That the side *MB* of the icosahedron is greater than the side *NB* of the dodecahedron we can prove thus.

Since the triangle *FDB* is equiangular with the triangle *FAB,* proportionally *DB* is to *BF* as *BF* is to *BA.*

And, since the three straight lines are proportional, the first is to the third as the square on the first is to the square on the second, therefore *DB* is to *BA* as the square on *DB* is to the square on *BF.* Therefore, inversely *AB* is to *BD* as the square on *FB* is to the square on *BD.*

But *AB* is triple *BD,* therefore the square on *FB* is triple the square on *BD.*

But the square on *AD* is also quadruple the square on *DB,* for *AD* is double *DB,* therefore the square on *AD* is greater than the square on *FB.* Therefore *AD* is greater than *FB.* Therefore *AL* is by far greater than *FB.*

And, when *AL* is cut in extreme and mean ratio, *KL* is the greater segment, for *LK* belongs to a hexagon, and *KA* to a decagon, and, when *FB* is cut in extreme and mean ratio, *NB* is the greater segment, therefore *KL* is greater than *NB.*

But *KL* equals *LM,* therefore *LM* is greater than *NB.*

Therefore *MB,* which is a side of the icosahedron, is by far greater than *NB* which is a side of the dodecahedron.

Q.E.F.

I say next that no other figure, besides the said five figures, can be constructed which is contained by equilateral and equiangular figures equal to one another.

For a solid angle cannot be constructed with two triangles, or indeed planes.

With three triangles the angle of the pyramid is constructed, with four the angle of the octahedron, and with five the angle of the icosahedron, but a solid angle cannot be formed by six equilateral and equiangular triangles placed together at one point, for, the angle of the equilateral triangle being two-thirds of a right angle, the six would be equal to four right angles, which is impossible, for any solid angle is contained by angles less than four right angles.

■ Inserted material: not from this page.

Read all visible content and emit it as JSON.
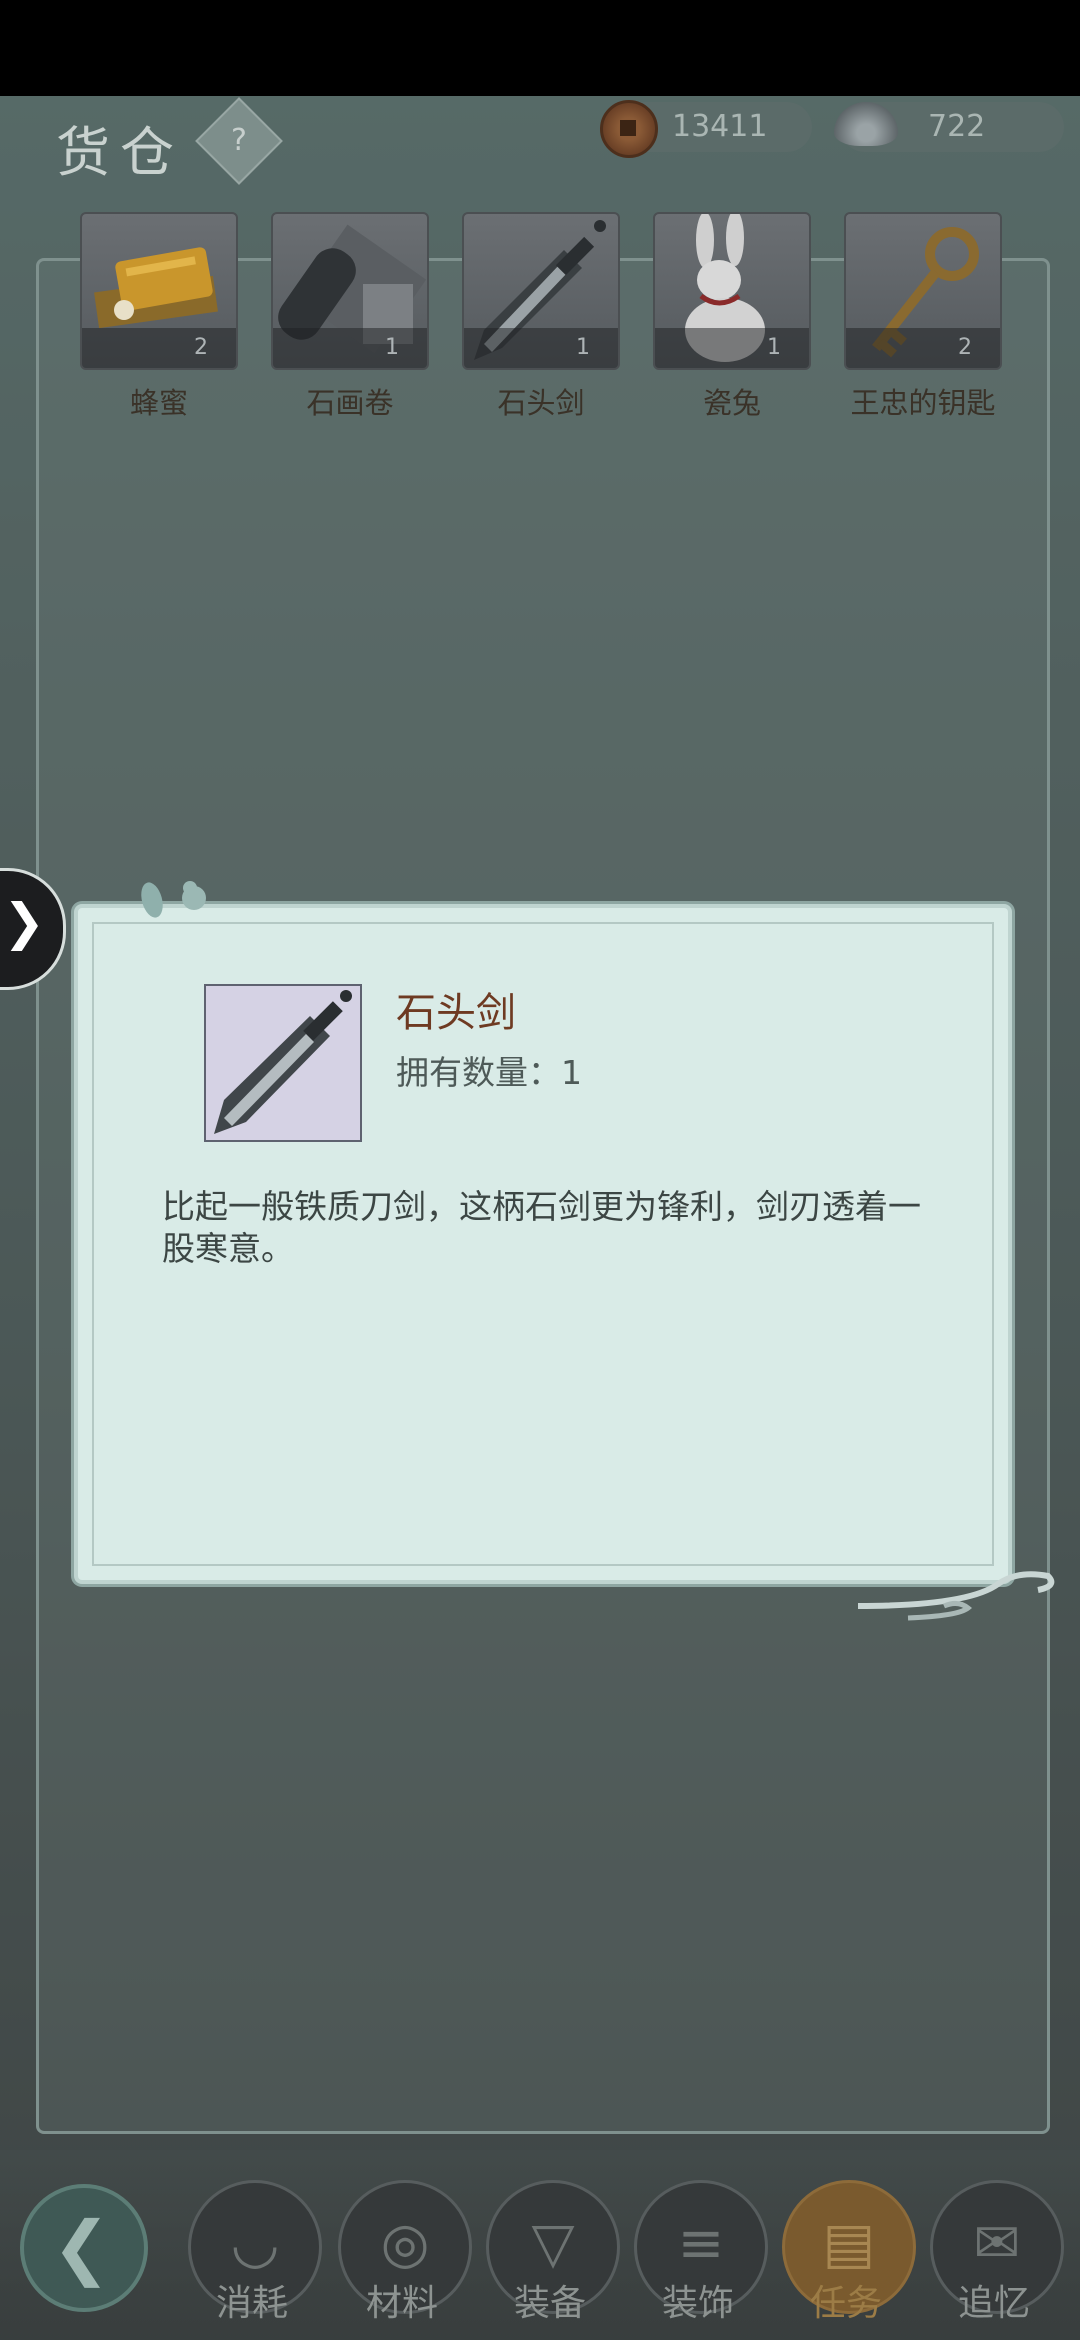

For the same reason, neither can a solid angle be constructed by more than six plane angles.

By three squares the angle of the cube is contained, but by four it is impossible for a solid angle to be contained, for they would again be four right angles.

By three equilateral and equiangular pentagons the angle of the dodecahedron is contained, but by four such it is impossible for any solid angle to be contained, for, the angle of the equilateral pentagon being a right angle and a fifth, the four angles would be greater than four right angles, which is impossible.

Neither again will a solid angle be contained by other polygonal figures by reason of the same absurdity.

Q.E.D.

But that the angle of the equilateral and equiangular pentagon is a right angle and a fifth we must prove thus.

Let *ABCDE* be an equilateral and equiangular pentagon. Circumscribe the circle *ABCDE* about it, take its center *F,* and join *FA, FB, FC, FD,* and *FE.*

Therefore they bisect the angles of the pentagon at *A, B, C, D,* and *E.* And, since the angles at *F* equal four right angles and are equal, therefore one of them, as the angle *AFB,* is one right angle less a fifth. Therefore the remaining angles *FAB* and *ABF* consist of one right angle and a fifth.

But the angle *FAB* equals the angle *FBC,* therefore the whole angle *ABC* of the pentagon consists of one right angle and a fifth.

Q.E.D.

Polyhedron | construction | d^{2}/s^{2} |
---|---|---|

tetrahedron | XIII.13 | 3/2 |

octahedron | XIII.14 | 2 |

cube | XIII.15 | 3 |

icosahedron | XIII.16 | (2√5)/(√5–1) |

dodecahedron | XIII.17 | (3–√5)/6 |